Instructions to follow:
Once you have checked each line below for the word "icon", give the number of lines that have it and nothing further.

(Data records)

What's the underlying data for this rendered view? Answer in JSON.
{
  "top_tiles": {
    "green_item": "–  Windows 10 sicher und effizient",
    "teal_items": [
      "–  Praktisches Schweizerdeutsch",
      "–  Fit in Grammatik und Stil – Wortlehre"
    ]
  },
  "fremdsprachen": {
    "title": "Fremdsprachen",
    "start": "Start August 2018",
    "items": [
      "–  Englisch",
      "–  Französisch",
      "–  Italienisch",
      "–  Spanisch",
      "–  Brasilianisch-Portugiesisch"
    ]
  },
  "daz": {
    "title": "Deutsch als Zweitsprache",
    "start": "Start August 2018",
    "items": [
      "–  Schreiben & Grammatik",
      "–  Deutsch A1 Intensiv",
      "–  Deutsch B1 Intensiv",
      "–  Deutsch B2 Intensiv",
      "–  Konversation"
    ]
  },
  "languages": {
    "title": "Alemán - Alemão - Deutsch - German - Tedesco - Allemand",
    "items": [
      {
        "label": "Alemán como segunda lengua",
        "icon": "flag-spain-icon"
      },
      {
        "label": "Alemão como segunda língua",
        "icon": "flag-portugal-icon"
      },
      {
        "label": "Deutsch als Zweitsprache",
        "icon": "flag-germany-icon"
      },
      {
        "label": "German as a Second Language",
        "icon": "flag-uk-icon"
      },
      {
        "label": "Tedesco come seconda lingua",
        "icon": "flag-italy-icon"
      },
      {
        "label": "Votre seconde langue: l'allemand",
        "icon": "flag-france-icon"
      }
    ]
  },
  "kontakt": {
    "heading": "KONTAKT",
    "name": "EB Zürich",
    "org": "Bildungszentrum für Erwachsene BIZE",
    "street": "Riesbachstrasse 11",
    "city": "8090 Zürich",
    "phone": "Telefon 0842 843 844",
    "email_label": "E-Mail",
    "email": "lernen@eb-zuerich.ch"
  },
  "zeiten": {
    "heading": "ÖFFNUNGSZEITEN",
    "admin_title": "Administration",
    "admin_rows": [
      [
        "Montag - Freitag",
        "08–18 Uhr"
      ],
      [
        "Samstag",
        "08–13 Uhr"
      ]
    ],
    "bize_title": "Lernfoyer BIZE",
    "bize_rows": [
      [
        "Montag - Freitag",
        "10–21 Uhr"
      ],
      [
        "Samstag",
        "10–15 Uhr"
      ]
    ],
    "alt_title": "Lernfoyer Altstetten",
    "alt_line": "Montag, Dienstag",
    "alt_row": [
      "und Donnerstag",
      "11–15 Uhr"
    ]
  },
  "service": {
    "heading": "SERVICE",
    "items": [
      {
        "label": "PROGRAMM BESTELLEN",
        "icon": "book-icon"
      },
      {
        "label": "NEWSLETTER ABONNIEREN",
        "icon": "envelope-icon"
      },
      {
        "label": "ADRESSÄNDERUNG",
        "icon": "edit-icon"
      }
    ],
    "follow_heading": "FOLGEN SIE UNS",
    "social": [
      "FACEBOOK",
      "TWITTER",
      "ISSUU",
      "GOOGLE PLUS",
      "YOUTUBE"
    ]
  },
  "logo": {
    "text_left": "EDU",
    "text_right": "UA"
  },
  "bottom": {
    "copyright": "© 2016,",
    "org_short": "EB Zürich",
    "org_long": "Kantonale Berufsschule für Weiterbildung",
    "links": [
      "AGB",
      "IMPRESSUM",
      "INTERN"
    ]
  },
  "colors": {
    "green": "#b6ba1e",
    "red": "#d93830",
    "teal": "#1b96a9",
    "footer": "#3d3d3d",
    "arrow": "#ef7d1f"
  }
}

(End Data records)

Finished exercise:
9